## EXERCISE
Count every line below that holds "Photosynthesis". The answer is the number alone.

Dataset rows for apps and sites
==============================

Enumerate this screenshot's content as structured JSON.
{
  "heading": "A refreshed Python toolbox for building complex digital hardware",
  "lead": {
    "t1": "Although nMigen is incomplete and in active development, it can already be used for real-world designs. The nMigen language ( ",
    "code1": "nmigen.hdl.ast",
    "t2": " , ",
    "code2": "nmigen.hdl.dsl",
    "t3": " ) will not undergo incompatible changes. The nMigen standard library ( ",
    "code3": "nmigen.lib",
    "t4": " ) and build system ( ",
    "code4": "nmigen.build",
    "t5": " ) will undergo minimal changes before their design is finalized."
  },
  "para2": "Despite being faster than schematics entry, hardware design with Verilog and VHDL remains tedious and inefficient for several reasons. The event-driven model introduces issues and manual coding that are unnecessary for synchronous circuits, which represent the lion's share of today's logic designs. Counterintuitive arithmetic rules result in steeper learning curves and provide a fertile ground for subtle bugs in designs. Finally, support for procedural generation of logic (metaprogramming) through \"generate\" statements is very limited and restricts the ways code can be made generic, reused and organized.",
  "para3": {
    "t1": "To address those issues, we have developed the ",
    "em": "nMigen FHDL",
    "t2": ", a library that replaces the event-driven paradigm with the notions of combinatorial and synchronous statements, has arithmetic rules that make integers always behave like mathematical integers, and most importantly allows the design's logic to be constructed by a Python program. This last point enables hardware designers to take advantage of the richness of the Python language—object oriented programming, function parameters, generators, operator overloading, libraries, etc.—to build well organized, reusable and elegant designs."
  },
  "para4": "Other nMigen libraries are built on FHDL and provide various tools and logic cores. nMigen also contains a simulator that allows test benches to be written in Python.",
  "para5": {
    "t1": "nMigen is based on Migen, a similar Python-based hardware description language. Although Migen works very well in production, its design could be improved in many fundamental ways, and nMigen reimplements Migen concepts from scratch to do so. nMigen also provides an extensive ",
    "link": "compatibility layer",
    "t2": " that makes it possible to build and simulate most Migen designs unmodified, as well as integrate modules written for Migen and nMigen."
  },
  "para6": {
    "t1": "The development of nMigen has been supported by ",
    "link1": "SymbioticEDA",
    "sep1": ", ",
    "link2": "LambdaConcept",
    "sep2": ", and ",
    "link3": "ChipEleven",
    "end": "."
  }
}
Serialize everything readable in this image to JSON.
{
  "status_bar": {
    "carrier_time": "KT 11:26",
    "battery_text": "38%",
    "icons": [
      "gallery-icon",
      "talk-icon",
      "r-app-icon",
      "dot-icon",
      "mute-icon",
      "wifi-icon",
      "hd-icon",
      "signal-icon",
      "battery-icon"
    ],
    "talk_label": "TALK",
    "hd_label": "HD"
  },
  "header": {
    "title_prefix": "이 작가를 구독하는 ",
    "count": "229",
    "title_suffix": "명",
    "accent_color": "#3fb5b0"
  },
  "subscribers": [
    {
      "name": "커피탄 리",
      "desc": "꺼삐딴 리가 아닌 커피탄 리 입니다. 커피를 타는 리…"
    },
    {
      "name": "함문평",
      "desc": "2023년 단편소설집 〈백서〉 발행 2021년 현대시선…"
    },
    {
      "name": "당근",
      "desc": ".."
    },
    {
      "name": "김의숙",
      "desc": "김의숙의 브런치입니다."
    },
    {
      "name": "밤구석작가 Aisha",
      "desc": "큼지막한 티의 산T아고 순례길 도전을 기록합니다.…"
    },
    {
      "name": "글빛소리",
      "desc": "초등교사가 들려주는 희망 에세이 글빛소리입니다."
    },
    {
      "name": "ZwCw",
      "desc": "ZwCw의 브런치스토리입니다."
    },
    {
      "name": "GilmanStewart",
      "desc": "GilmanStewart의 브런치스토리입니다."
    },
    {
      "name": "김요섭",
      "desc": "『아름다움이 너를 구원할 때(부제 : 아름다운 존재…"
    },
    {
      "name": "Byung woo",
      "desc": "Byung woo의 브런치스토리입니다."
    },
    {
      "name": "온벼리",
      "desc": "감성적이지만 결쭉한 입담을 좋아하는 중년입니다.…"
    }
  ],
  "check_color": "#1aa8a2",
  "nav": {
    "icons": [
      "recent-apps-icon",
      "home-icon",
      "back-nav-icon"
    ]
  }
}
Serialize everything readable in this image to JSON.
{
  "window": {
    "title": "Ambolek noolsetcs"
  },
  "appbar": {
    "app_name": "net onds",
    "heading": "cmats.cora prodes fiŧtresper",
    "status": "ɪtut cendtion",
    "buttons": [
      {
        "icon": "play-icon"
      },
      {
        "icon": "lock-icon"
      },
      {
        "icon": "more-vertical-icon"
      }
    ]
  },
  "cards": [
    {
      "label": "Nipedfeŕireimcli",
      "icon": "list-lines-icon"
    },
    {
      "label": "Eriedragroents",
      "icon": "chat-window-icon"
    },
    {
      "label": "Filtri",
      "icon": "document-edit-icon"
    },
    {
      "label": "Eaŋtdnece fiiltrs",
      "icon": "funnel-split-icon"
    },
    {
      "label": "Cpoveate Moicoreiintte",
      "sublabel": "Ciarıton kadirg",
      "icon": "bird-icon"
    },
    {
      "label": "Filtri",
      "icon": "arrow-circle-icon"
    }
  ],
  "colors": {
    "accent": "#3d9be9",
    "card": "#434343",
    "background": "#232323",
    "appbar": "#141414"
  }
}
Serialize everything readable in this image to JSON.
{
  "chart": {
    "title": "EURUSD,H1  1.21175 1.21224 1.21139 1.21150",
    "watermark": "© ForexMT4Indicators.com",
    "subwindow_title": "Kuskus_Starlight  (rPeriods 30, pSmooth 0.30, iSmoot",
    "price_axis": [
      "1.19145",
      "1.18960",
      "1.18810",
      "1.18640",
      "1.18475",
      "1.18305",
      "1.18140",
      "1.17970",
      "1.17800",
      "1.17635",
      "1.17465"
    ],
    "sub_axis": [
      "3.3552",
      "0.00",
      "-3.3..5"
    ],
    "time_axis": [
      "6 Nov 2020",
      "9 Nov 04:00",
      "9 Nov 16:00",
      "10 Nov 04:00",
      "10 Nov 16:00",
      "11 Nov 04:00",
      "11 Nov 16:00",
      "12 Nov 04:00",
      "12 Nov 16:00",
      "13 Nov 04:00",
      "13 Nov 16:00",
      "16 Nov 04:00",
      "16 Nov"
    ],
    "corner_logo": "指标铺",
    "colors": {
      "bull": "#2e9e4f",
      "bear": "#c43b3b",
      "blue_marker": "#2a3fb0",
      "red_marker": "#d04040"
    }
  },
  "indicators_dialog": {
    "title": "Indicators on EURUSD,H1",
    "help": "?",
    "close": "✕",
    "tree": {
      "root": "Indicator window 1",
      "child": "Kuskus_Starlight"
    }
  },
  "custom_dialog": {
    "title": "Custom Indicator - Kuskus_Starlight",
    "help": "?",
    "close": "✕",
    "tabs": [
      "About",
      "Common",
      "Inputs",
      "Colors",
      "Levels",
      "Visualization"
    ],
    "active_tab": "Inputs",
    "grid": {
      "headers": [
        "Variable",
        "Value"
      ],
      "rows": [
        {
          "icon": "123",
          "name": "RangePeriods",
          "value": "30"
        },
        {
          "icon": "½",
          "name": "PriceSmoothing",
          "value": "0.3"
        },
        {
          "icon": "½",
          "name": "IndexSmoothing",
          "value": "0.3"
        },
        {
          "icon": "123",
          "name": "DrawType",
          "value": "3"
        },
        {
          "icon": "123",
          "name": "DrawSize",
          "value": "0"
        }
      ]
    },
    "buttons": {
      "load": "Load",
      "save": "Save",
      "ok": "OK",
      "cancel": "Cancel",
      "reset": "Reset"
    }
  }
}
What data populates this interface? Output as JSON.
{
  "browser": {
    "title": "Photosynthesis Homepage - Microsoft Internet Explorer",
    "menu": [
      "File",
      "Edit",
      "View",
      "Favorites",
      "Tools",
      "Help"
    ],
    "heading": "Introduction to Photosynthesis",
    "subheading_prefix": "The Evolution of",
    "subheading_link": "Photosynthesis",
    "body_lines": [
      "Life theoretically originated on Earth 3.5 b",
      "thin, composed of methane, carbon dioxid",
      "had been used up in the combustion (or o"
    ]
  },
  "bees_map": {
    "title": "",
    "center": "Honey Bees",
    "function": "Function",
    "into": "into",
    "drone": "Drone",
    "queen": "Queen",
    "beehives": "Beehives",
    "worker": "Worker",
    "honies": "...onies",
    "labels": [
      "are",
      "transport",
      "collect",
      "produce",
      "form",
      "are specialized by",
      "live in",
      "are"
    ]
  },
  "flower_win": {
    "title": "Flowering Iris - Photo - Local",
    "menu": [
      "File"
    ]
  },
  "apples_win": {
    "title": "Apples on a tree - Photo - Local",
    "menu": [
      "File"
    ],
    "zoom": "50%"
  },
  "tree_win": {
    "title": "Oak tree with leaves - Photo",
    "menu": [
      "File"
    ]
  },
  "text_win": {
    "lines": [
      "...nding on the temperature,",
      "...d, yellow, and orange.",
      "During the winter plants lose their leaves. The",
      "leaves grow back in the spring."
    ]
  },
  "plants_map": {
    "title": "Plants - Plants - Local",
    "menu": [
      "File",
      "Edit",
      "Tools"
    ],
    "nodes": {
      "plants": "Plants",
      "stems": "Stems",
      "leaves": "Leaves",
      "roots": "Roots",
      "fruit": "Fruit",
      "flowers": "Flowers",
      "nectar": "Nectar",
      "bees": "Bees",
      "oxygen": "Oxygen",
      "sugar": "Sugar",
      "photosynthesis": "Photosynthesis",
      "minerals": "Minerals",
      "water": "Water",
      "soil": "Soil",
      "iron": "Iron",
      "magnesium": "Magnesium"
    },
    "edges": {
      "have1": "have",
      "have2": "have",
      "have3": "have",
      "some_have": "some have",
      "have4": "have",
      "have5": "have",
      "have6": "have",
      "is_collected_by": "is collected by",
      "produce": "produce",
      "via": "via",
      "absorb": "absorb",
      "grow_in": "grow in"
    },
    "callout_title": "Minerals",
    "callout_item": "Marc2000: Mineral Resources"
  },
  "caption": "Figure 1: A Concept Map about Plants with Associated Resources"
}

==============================

## SOLUTION FOR THIS EXERCISE
4